When you got married, you probably never thought about the possibility of it ending. Why would you? You’re on a high, marrying the person you love, and life couldn’t be better.
But the harsh reality is that, in the U.S., about 40-50% of marriages end in divorce. They are sobering statistics that reveal the challenges many married couples face today. However, the good news is, with a little effort and careful attention on your relationship, you can protect it from the stresses and challenges married life presents today.
In the U.S. today, divorce costs taxpayers over $28 billion a year. That’s an astronomical number that doesn’t include the emotional impact on children and extended family. So the question is, what are the different ways to protect your marriage so it doesn’t become another statistic?
Experts can agree on one thing: there are many things you can do long before you end up in a divorce court. Thanks to the Internet, there is unlimited access to communication and conflict resolution training and skills at your fingertips. When you consider the average divorce costs $100,000, then the cost of a self-help book looks like incredible value. Make sure you prioritize your relationship at all times and constantly nurture and feed your emotional and physical connection. “Small and often” is the key here; the accumulation of good will can help your marriage enormously.
If divorce is looming for you on the horizon, it’s likely you’re already both carrying a lot of hurt and pain from the past. Once you’re at this point, it can be much harder to turn your relationship around and get back on track. The best strategy to avoid getting to this point is to address disagreements and issues early on. Sadly, there is still some stigma for people seeking couple counseling. The myth is that only couples in crisis need professional help. But the truth is, when you seek counseling early on, you will get much better outcomes and avoid more relationship problems in the future. Think of your marriage like a car. It requires regular maintenance and tune-ups. Learning communication and conflict resolution skills in counseling is a prevention strategy that could be the best decision you ever make.
A relationship can only be as healthy as the two individuals in it. Even if your spouse is reluctant to participate in therapy, you can still help your relationship by going alone. Taking responsibility for your part in your "relationship dance" can help stop the negative patterns of relating that have become entrenched over time. And your efforts to change your side of the dynamic can have a positive impact on your partner. The important thing here is not to abandon the idea of attending therapy if your partner is not willing to come. You can still achieve good outcomes and make positive changes in your marriage.

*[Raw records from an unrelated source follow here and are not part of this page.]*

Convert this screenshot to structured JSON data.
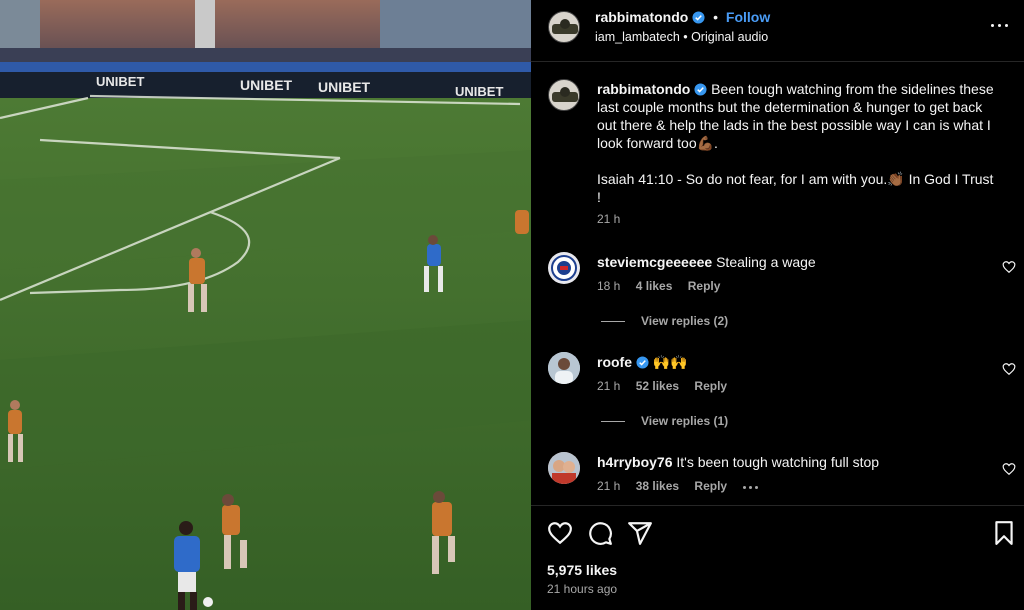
{
  "post": {
    "username": "rabbimatondo",
    "follow_label": "Follow",
    "separator": "•",
    "audio_credit": "iam_lambatech • Original audio",
    "more_icon": "more-horizontal-icon",
    "caption_line1": "Been tough watching from the sidelines these last couple months but the determination & hunger to get back out there & help the lads in the best possible way I can is what I look forward too💪🏾.",
    "caption_line2": "Isaiah 41:10 - So do not fear, for I am with you.👏🏾 In God I Trust !",
    "caption_time": "21 h"
  },
  "comments": [
    {
      "username": "steviemcgeeeeee",
      "text": "Stealing a wage",
      "time": "18 h",
      "likes": "4 likes",
      "reply": "Reply",
      "view_replies": "View replies (2)"
    },
    {
      "username": "roofe",
      "text": "🙌🙌",
      "time": "21 h",
      "likes": "52 likes",
      "reply": "Reply",
      "view_replies": "View replies (1)",
      "verified": true
    },
    {
      "username": "h4rryboy76",
      "text": "It's been tough watching full stop",
      "time": "21 h",
      "likes": "38 likes",
      "reply": "Reply"
    }
  ],
  "footer": {
    "likes": "5,975 likes",
    "time_ago": "21 hours ago"
  },
  "media": {
    "ad_boards": [
      "UNIBET",
      "UNIBET",
      "UNIBET",
      "UNIBET"
    ]
  },
  "colors": {
    "background": "#000000",
    "link": "#4a9cf6",
    "muted": "#a8a8a8",
    "verified": "#3797f0",
    "pitch": "#3f6a2c"
  }
}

Even with the best efforts, not every marriage can survive. For some couples, a divorce is simply the only option. But an amicable divorce can mean avoiding the loss of thousands of dollars and ongoing hurt and pain for your children and extended family. In my practice, I see how divorce hurts everyone involved. But it is possible to separate consciously and with dignity, which is why I usually suggest mediation before involving lawyers. Mediation offers an opportunity to come to reasonable and fair decisions about your finances and family and find some closure, without adding unnecessary resentments, bitterness, and financial strain.
Marriages are living, breathing entities. A strong and healthy relationship is one that is regularly nourished. Early intervention is the difference between taking antibiotics for an infection or ignoring the problem until it requires a full amputation. Make it a priority to deal with the little things in your relationship before they have a chance to become big things.